● **Input data**:

---------------

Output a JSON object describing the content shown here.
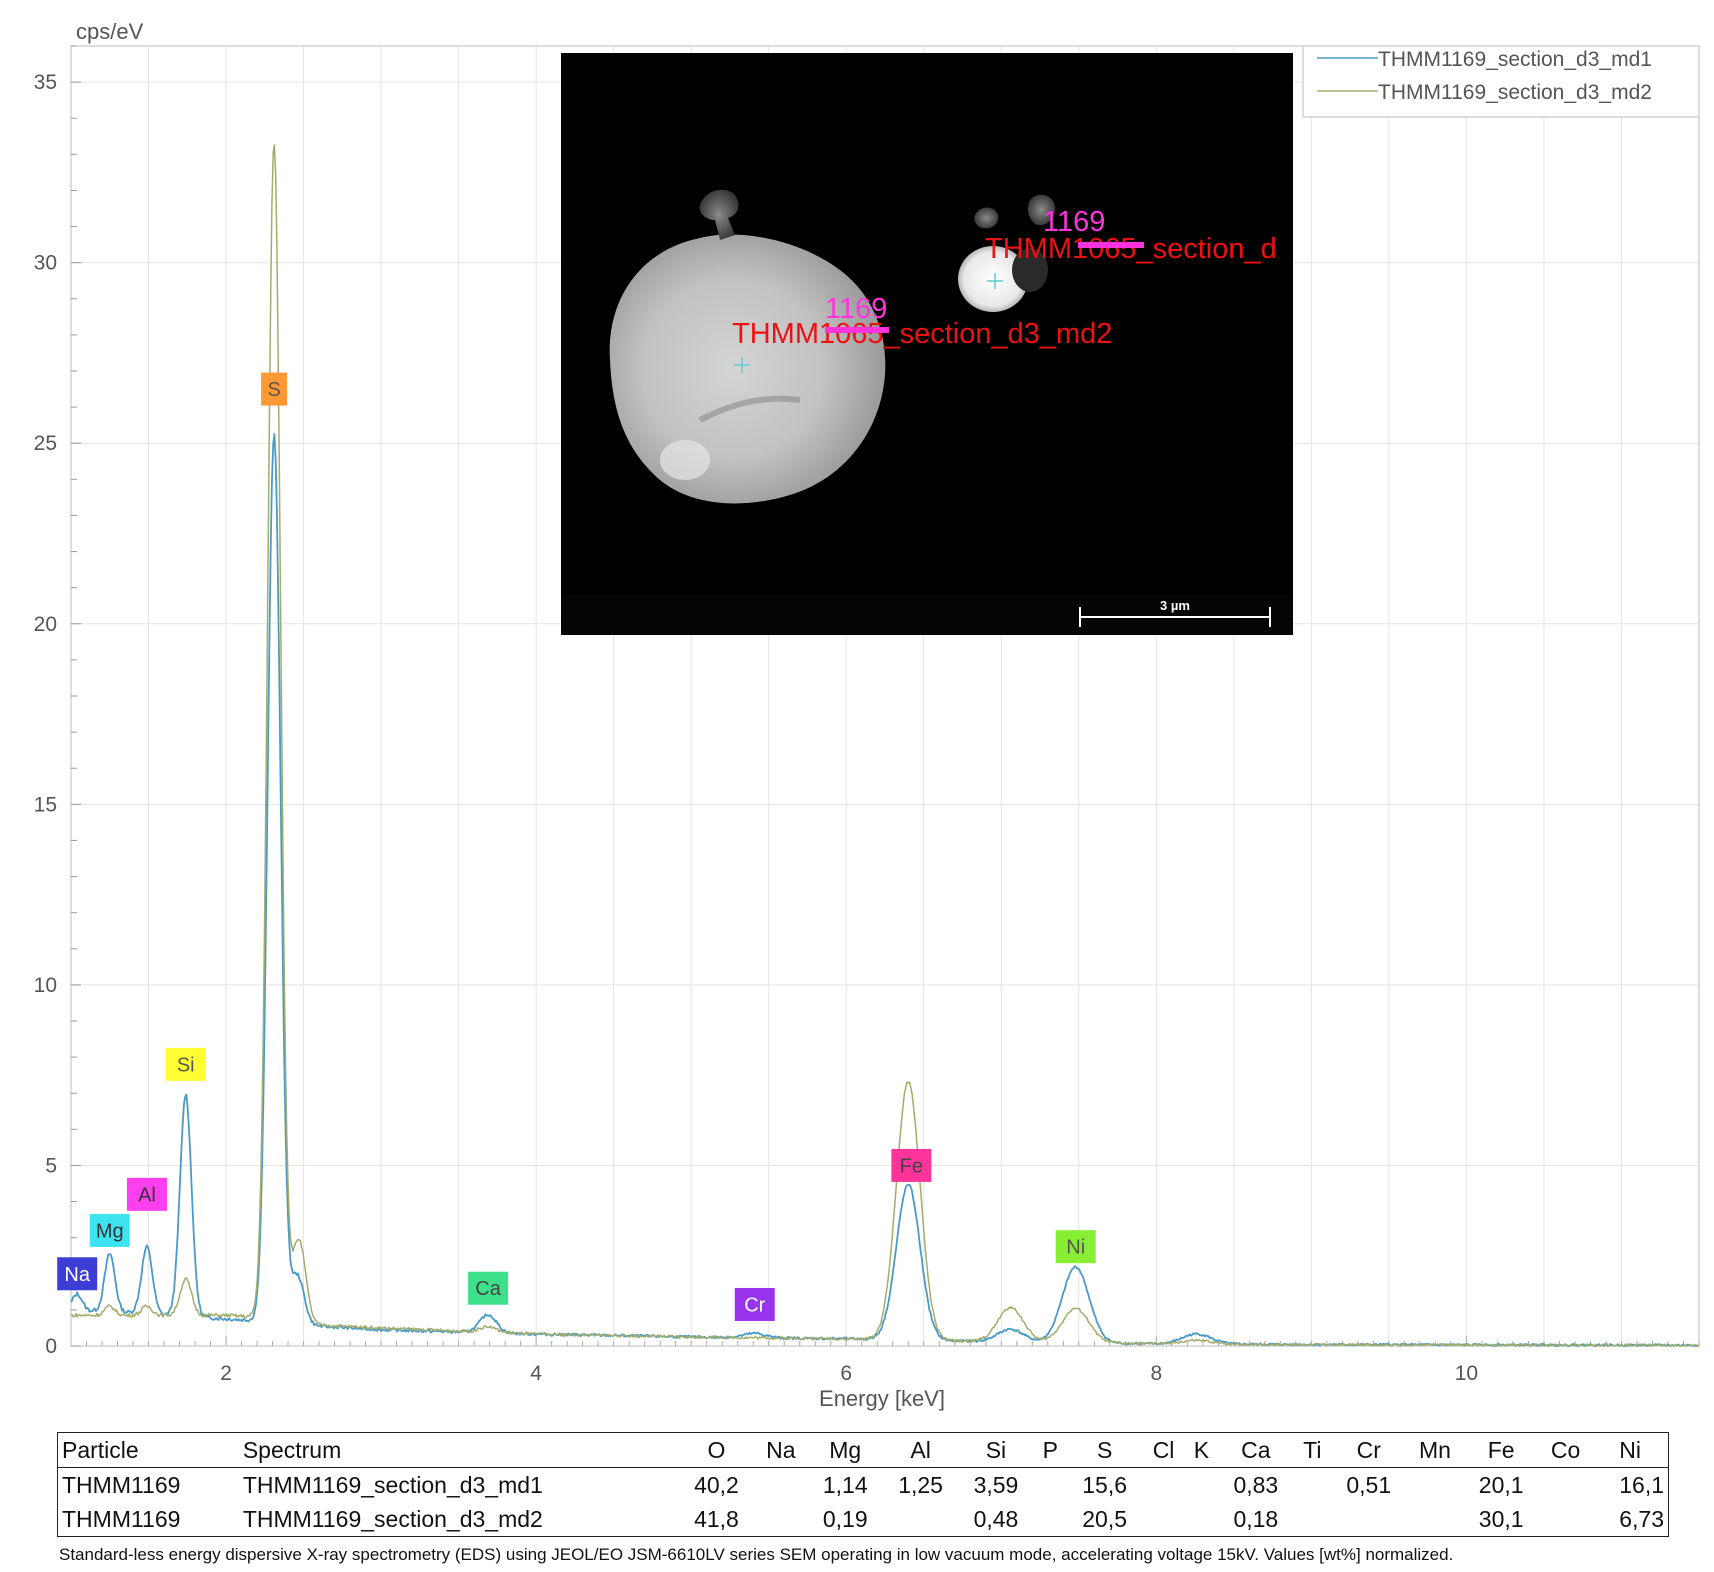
{
  "chart_data": {
    "type": "line",
    "ylabel": "cps/eV",
    "xlabel": "Energy [keV]",
    "xlim": [
      1.0,
      11.5
    ],
    "ylim": [
      0,
      36
    ],
    "xticks": [
      2,
      4,
      6,
      8,
      10
    ],
    "yticks": [
      0,
      5,
      10,
      15,
      20,
      25,
      30,
      35
    ],
    "grid": true,
    "legend_position": "top-right",
    "series": [
      {
        "name": "THMM1169_section_d3_md1",
        "color": "#4a9ac8",
        "baseline": [
          [
            1.0,
            1.0
          ],
          [
            1.3,
            0.95
          ],
          [
            2.0,
            0.75
          ],
          [
            2.2,
            0.7
          ],
          [
            2.6,
            0.55
          ],
          [
            3.0,
            0.45
          ],
          [
            4.0,
            0.33
          ],
          [
            5.0,
            0.25
          ],
          [
            6.0,
            0.2
          ],
          [
            7.0,
            0.12
          ],
          [
            8.0,
            0.06
          ],
          [
            9.0,
            0.04
          ],
          [
            11.5,
            0.02
          ]
        ],
        "peaks": [
          {
            "element": "Na",
            "energy": 1.04,
            "height": 0.45
          },
          {
            "element": "Mg",
            "energy": 1.25,
            "height": 1.6
          },
          {
            "element": "Al",
            "energy": 1.49,
            "height": 1.85
          },
          {
            "element": "Si",
            "energy": 1.74,
            "height": 6.15
          },
          {
            "element": "S",
            "energy": 2.31,
            "height": 24.6
          },
          {
            "element": "S",
            "energy": 2.46,
            "height": 1.35
          },
          {
            "element": "Ca",
            "energy": 3.69,
            "height": 0.5
          },
          {
            "element": "Cr",
            "energy": 5.41,
            "height": 0.12
          },
          {
            "element": "Fe",
            "energy": 6.4,
            "height": 4.3
          },
          {
            "element": "Fe",
            "energy": 7.06,
            "height": 0.35
          },
          {
            "element": "Ni",
            "energy": 7.48,
            "height": 2.1
          },
          {
            "element": "Ni",
            "energy": 8.26,
            "height": 0.28
          }
        ]
      },
      {
        "name": "THMM1169_section_d3_md2",
        "color": "#a3ad6a",
        "baseline": [
          [
            1.0,
            0.85
          ],
          [
            1.3,
            0.85
          ],
          [
            2.0,
            0.85
          ],
          [
            2.2,
            0.8
          ],
          [
            2.6,
            0.58
          ],
          [
            3.0,
            0.5
          ],
          [
            4.0,
            0.33
          ],
          [
            5.0,
            0.25
          ],
          [
            6.0,
            0.2
          ],
          [
            7.0,
            0.12
          ],
          [
            8.0,
            0.06
          ],
          [
            9.0,
            0.04
          ],
          [
            11.5,
            0.02
          ]
        ],
        "peaks": [
          {
            "element": "Mg",
            "energy": 1.25,
            "height": 0.25
          },
          {
            "element": "Al",
            "energy": 1.49,
            "height": 0.25
          },
          {
            "element": "Si",
            "energy": 1.74,
            "height": 1.0
          },
          {
            "element": "S",
            "energy": 2.31,
            "height": 32.6
          },
          {
            "element": "S",
            "energy": 2.47,
            "height": 2.3
          },
          {
            "element": "Ca",
            "energy": 3.69,
            "height": 0.15
          },
          {
            "element": "Fe",
            "energy": 6.4,
            "height": 7.15
          },
          {
            "element": "Fe",
            "energy": 7.06,
            "height": 0.95
          },
          {
            "element": "Ni",
            "energy": 7.48,
            "height": 0.95
          },
          {
            "element": "Ni",
            "energy": 8.26,
            "height": 0.1
          }
        ]
      }
    ],
    "element_markers": [
      {
        "label": "Na",
        "energy": 1.04,
        "level": 2.0,
        "bg": "#3d3dd6",
        "fg": "#ffffff"
      },
      {
        "label": "Mg",
        "energy": 1.25,
        "level": 3.2,
        "bg": "#3de4f0",
        "fg": "#333333"
      },
      {
        "label": "Al",
        "energy": 1.49,
        "level": 4.2,
        "bg": "#ff3ef0",
        "fg": "#333333"
      },
      {
        "label": "Si",
        "energy": 1.74,
        "level": 7.8,
        "bg": "#ffff33",
        "fg": "#555555"
      },
      {
        "label": "S",
        "energy": 2.31,
        "level": 26.5,
        "bg": "#ff9933",
        "fg": "#555555"
      },
      {
        "label": "Ca",
        "energy": 3.69,
        "level": 1.6,
        "bg": "#3ee08c",
        "fg": "#444444"
      },
      {
        "label": "Cr",
        "energy": 5.41,
        "level": 1.15,
        "bg": "#9933ee",
        "fg": "#ffffff"
      },
      {
        "label": "Fe",
        "energy": 6.42,
        "level": 5.0,
        "bg": "#ff3399",
        "fg": "#444444"
      },
      {
        "label": "Ni",
        "energy": 7.48,
        "level": 2.75,
        "bg": "#88ee33",
        "fg": "#555555"
      }
    ]
  },
  "inset": {
    "scale_bar": "3 µm",
    "label1_id": "1169",
    "label1_text": "THMM1065_section_d",
    "label2_id": "1169",
    "label2_text": "THMM1065_section_d3_md2"
  },
  "table": {
    "headers": [
      "Particle",
      "Spectrum",
      "O",
      "Na",
      "Mg",
      "Al",
      "Si",
      "P",
      "S",
      "Cl",
      "K",
      "Ca",
      "Ti",
      "Cr",
      "Mn",
      "Fe",
      "Co",
      "Ni"
    ],
    "rows": [
      [
        "THMM1169",
        "THMM1169_section_d3_md1",
        "40,2",
        "",
        "1,14",
        "1,25",
        "3,59",
        "",
        "15,6",
        "",
        "",
        "0,83",
        "",
        "0,51",
        "",
        "20,1",
        "",
        "16,1"
      ],
      [
        "THMM1169",
        "THMM1169_section_d3_md2",
        "41,8",
        "",
        "0,19",
        "",
        "0,48",
        "",
        "20,5",
        "",
        "",
        "0,18",
        "",
        "",
        "",
        "30,1",
        "",
        "6,73"
      ]
    ]
  },
  "footnote": "Standard-less energy dispersive X-ray spectrometry (EDS) using JEOL/EO JSM-6610LV series SEM operating in low vacuum mode, accelerating voltage 15kV. Values [wt%] normalized."
}
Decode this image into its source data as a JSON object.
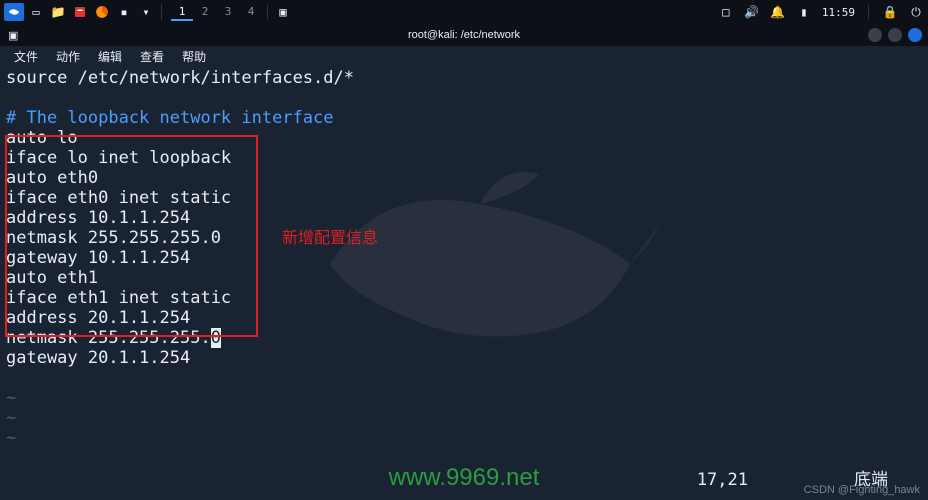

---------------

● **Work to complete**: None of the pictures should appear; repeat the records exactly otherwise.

● **Answer section**:
Output a JSON object describing the content shown here.
{
  "chart_data": {
    "type": "line",
    "ylabel": "cps/eV",
    "xlabel": "Energy [keV]",
    "xlim": [
      1.0,
      11.5
    ],
    "ylim": [
      0,
      36
    ],
    "xticks": [
      2,
      4,
      6,
      8,
      10
    ],
    "yticks": [
      0,
      5,
      10,
      15,
      20,
      25,
      30,
      35
    ],
    "grid": true,
    "legend_position": "top-right",
    "series": [
      {
        "name": "THMM1169_section_d3_md1",
        "color": "#4a9ac8",
        "baseline": [
          [
            1.0,
            1.0
          ],
          [
            1.3,
            0.95
          ],
          [
            2.0,
            0.75
          ],
          [
            2.2,
            0.7
          ],
          [
            2.6,
            0.55
          ],
          [
            3.0,
            0.45
          ],
          [
            4.0,
            0.33
          ],
          [
            5.0,
            0.25
          ],
          [
            6.0,
            0.2
          ],
          [
            7.0,
            0.12
          ],
          [
            8.0,
            0.06
          ],
          [
            9.0,
            0.04
          ],
          [
            11.5,
            0.02
          ]
        ],
        "peaks": [
          {
            "element": "Na",
            "energy": 1.04,
            "height": 0.45
          },
          {
            "element": "Mg",
            "energy": 1.25,
            "height": 1.6
          },
          {
            "element": "Al",
            "energy": 1.49,
            "height": 1.85
          },
          {
            "element": "Si",
            "energy": 1.74,
            "height": 6.15
          },
          {
            "element": "S",
            "energy": 2.31,
            "height": 24.6
          },
          {
            "element": "S",
            "energy": 2.46,
            "height": 1.35
          },
          {
            "element": "Ca",
            "energy": 3.69,
            "height": 0.5
          },
          {
            "element": "Cr",
            "energy": 5.41,
            "height": 0.12
          },
          {
            "element": "Fe",
            "energy": 6.4,
            "height": 4.3
          },
          {
            "element": "Fe",
            "energy": 7.06,
            "height": 0.35
          },
          {
            "element": "Ni",
            "energy": 7.48,
            "height": 2.1
          },
          {
            "element": "Ni",
            "energy": 8.26,
            "height": 0.28
          }
        ]
      },
      {
        "name": "THMM1169_section_d3_md2",
        "color": "#a3ad6a",
        "baseline": [
          [
            1.0,
            0.85
          ],
          [
            1.3,
            0.85
          ],
          [
            2.0,
            0.85
          ],
          [
            2.2,
            0.8
          ],
          [
            2.6,
            0.58
          ],
          [
            3.0,
            0.5
          ],
          [
            4.0,
            0.33
          ],
          [
            5.0,
            0.25
          ],
          [
            6.0,
            0.2
          ],
          [
            7.0,
            0.12
          ],
          [
            8.0,
            0.06
          ],
          [
            9.0,
            0.04
          ],
          [
            11.5,
            0.02
          ]
        ],
        "peaks": [
          {
            "element": "Mg",
            "energy": 1.25,
            "height": 0.25
          },
          {
            "element": "Al",
            "energy": 1.49,
            "height": 0.25
          },
          {
            "element": "Si",
            "energy": 1.74,
            "height": 1.0
          },
          {
            "element": "S",
            "energy": 2.31,
            "height": 32.6
          },
          {
            "element": "S",
            "energy": 2.47,
            "height": 2.3
          },
          {
            "element": "Ca",
            "energy": 3.69,
            "height": 0.15
          },
          {
            "element": "Fe",
            "energy": 6.4,
            "height": 7.15
          },
          {
            "element": "Fe",
            "energy": 7.06,
            "height": 0.95
          },
          {
            "element": "Ni",
            "energy": 7.48,
            "height": 0.95
          },
          {
            "element": "Ni",
            "energy": 8.26,
            "height": 0.1
          }
        ]
      }
    ],
    "element_markers": [
      {
        "label": "Na",
        "energy": 1.04,
        "level": 2.0,
        "bg": "#3d3dd6",
        "fg": "#ffffff"
      },
      {
        "label": "Mg",
        "energy": 1.25,
        "level": 3.2,
        "bg": "#3de4f0",
        "fg": "#333333"
      },
      {
        "label": "Al",
        "energy": 1.49,
        "level": 4.2,
        "bg": "#ff3ef0",
        "fg": "#333333"
      },
      {
        "label": "Si",
        "energy": 1.74,
        "level": 7.8,
        "bg": "#ffff33",
        "fg": "#555555"
      },
      {
        "label": "S",
        "energy": 2.31,
        "level": 26.5,
        "bg": "#ff9933",
        "fg": "#555555"
      },
      {
        "label": "Ca",
        "energy": 3.69,
        "level": 1.6,
        "bg": "#3ee08c",
        "fg": "#444444"
      },
      {
        "label": "Cr",
        "energy": 5.41,
        "level": 1.15,
        "bg": "#9933ee",
        "fg": "#ffffff"
      },
      {
        "label": "Fe",
        "energy": 6.42,
        "level": 5.0,
        "bg": "#ff3399",
        "fg": "#444444"
      },
      {
        "label": "Ni",
        "energy": 7.48,
        "level": 2.75,
        "bg": "#88ee33",
        "fg": "#555555"
      }
    ]
  },
  "inset": {
    "scale_bar": "3 µm",
    "label1_id": "1169",
    "label1_text": "THMM1065_section_d",
    "label2_id": "1169",
    "label2_text": "THMM1065_section_d3_md2"
  },
  "table": {
    "headers": [
      "Particle",
      "Spectrum",
      "O",
      "Na",
      "Mg",
      "Al",
      "Si",
      "P",
      "S",
      "Cl",
      "K",
      "Ca",
      "Ti",
      "Cr",
      "Mn",
      "Fe",
      "Co",
      "Ni"
    ],
    "rows": [
      [
        "THMM1169",
        "THMM1169_section_d3_md1",
        "40,2",
        "",
        "1,14",
        "1,25",
        "3,59",
        "",
        "15,6",
        "",
        "",
        "0,83",
        "",
        "0,51",
        "",
        "20,1",
        "",
        "16,1"
      ],
      [
        "THMM1169",
        "THMM1169_section_d3_md2",
        "41,8",
        "",
        "0,19",
        "",
        "0,48",
        "",
        "20,5",
        "",
        "",
        "0,18",
        "",
        "",
        "",
        "30,1",
        "",
        "6,73"
      ]
    ]
  },
  "footnote": "Standard-less energy dispersive X-ray spectrometry (EDS) using JEOL/EO JSM-6610LV series SEM operating in low vacuum mode, accelerating voltage 15kV. Values [wt%] normalized."
}
Decode this image into its source data as a JSON object.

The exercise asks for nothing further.